=== Task statement ===
Copy out every line of the records where the string "gloves" occurs.

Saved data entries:
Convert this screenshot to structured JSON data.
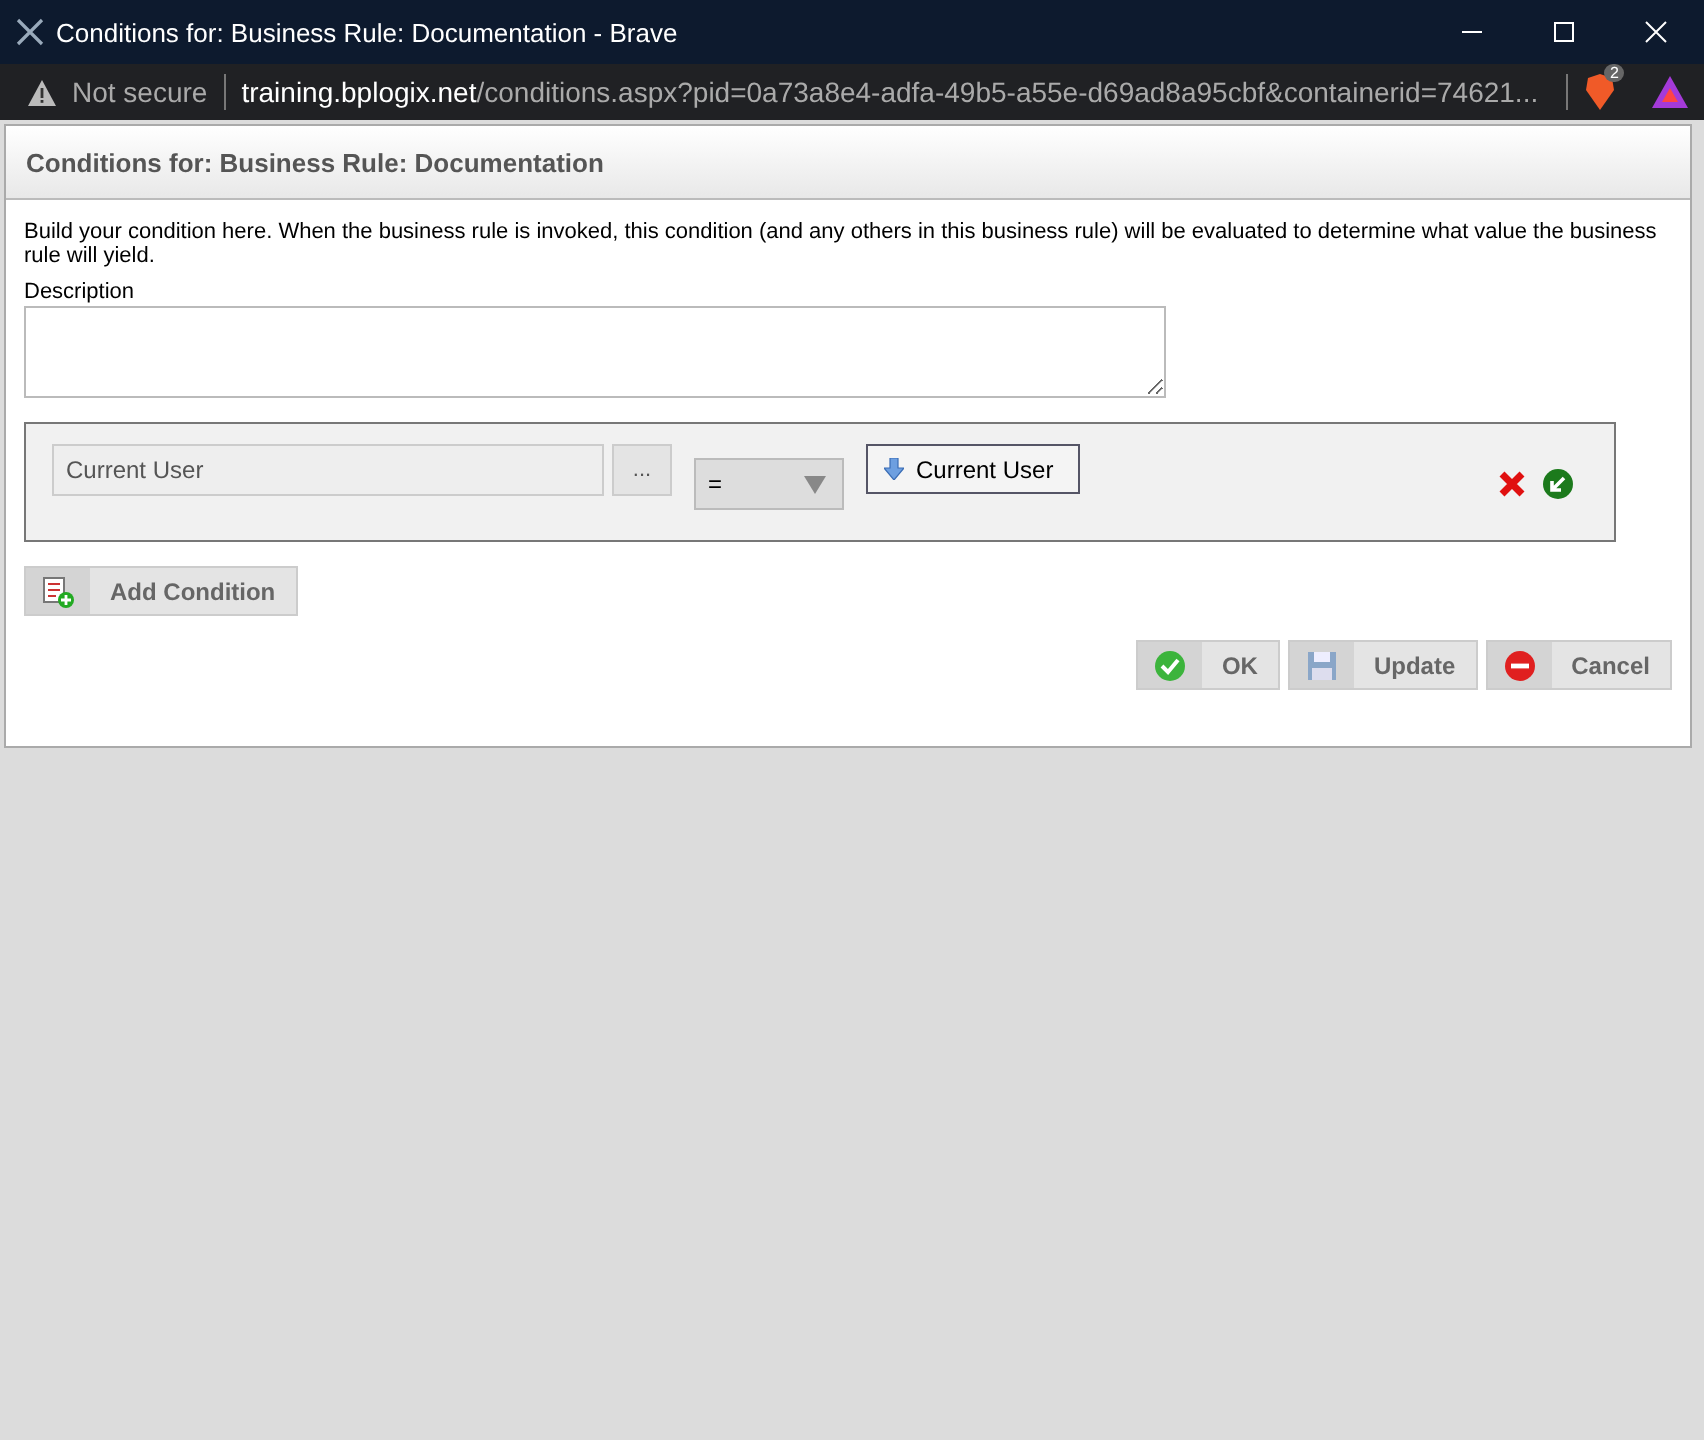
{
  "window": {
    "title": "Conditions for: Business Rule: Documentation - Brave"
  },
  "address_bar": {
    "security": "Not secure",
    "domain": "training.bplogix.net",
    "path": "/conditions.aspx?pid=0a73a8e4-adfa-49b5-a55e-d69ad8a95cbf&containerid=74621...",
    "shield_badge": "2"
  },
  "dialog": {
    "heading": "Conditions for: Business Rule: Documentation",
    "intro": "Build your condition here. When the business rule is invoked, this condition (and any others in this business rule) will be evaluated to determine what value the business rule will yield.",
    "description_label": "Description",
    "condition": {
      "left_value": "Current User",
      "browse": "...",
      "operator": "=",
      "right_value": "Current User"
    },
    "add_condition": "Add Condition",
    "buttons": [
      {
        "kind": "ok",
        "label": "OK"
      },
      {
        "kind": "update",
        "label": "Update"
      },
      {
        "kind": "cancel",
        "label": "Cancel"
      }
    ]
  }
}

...

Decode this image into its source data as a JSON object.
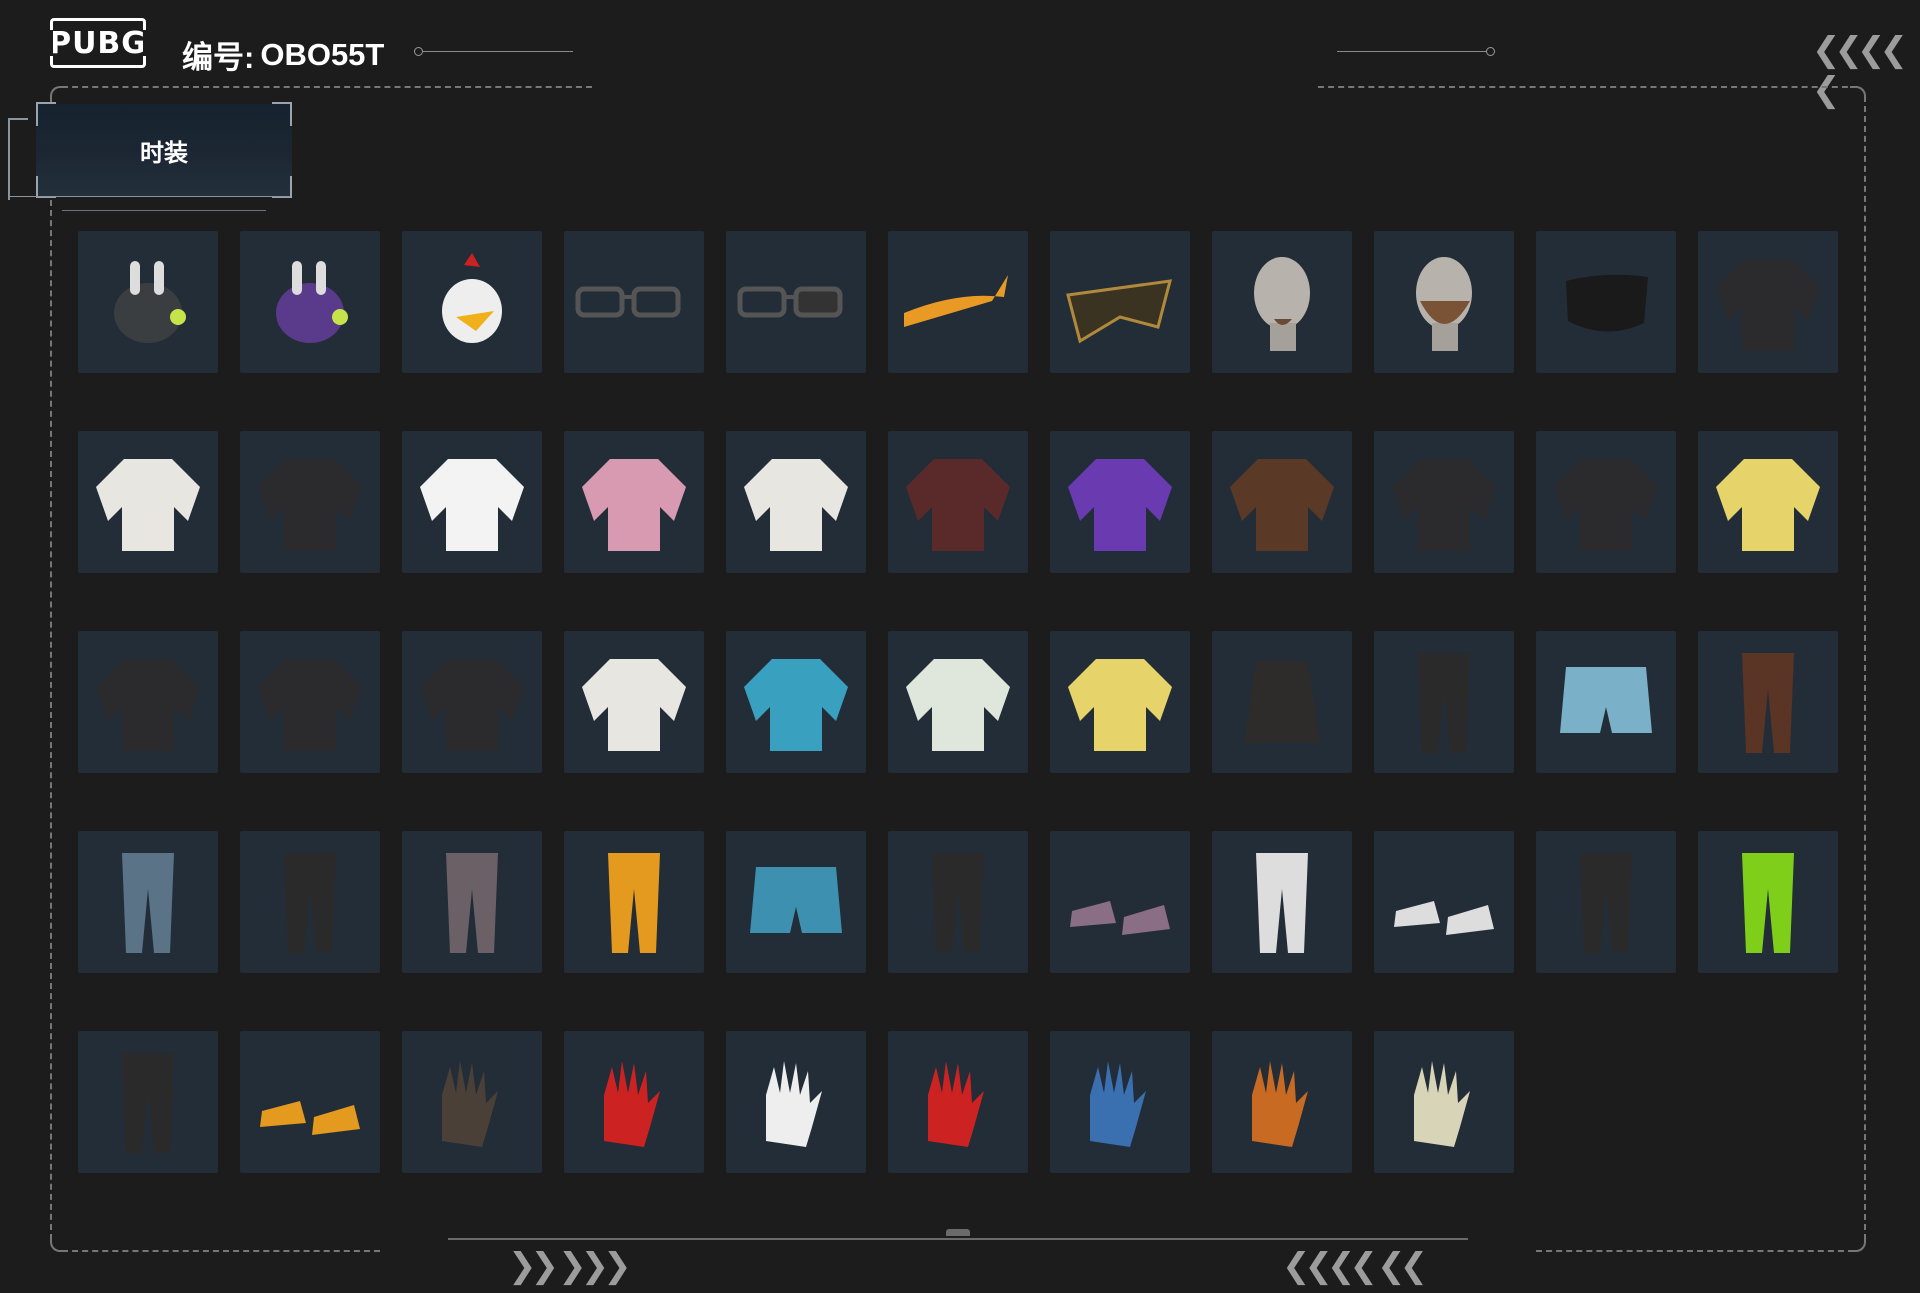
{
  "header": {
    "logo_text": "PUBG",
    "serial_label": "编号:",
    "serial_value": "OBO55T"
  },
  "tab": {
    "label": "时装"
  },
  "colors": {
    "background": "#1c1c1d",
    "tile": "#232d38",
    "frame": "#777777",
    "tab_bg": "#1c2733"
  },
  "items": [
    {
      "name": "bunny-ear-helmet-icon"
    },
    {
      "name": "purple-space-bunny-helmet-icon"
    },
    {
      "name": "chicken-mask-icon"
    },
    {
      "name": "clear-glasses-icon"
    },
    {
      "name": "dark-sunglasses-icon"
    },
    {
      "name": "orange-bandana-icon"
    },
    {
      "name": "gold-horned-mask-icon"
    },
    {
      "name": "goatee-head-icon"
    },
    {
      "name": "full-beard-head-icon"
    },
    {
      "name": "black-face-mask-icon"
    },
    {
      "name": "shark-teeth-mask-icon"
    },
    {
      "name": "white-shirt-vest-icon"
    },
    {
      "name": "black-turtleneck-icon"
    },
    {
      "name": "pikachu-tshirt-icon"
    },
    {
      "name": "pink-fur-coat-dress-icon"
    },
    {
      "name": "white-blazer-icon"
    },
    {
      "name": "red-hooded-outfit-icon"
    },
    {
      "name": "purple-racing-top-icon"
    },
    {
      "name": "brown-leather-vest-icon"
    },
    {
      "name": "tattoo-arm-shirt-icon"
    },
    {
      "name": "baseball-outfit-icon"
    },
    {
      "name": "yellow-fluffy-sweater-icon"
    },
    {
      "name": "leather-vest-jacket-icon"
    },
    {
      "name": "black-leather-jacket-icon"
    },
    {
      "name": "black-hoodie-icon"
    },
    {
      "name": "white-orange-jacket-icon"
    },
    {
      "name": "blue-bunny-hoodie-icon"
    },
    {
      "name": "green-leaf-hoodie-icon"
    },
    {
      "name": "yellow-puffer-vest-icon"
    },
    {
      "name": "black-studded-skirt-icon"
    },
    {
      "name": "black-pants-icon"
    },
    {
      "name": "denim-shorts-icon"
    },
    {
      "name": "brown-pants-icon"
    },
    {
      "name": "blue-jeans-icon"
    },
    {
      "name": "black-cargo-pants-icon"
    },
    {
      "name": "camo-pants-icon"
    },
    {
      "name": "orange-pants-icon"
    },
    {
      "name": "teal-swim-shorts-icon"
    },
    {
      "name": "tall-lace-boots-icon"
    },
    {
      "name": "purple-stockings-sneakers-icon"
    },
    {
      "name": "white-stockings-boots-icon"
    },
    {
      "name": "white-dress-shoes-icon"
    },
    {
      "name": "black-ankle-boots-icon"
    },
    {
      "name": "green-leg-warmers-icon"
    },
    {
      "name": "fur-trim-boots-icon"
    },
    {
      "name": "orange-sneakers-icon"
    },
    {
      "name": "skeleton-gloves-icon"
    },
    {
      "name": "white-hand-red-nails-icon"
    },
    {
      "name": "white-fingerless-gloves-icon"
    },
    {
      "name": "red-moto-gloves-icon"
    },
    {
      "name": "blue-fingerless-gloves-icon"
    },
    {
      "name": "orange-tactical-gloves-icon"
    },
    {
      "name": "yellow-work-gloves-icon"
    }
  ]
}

=== Task solution ===
      "name": "skeleton-gloves-icon"
      "name": "white-fingerless-gloves-icon"
      "name": "red-moto-gloves-icon"
      "name": "blue-fingerless-gloves-icon"
      "name": "orange-tactical-gloves-icon"
      "name": "yellow-work-gloves-icon"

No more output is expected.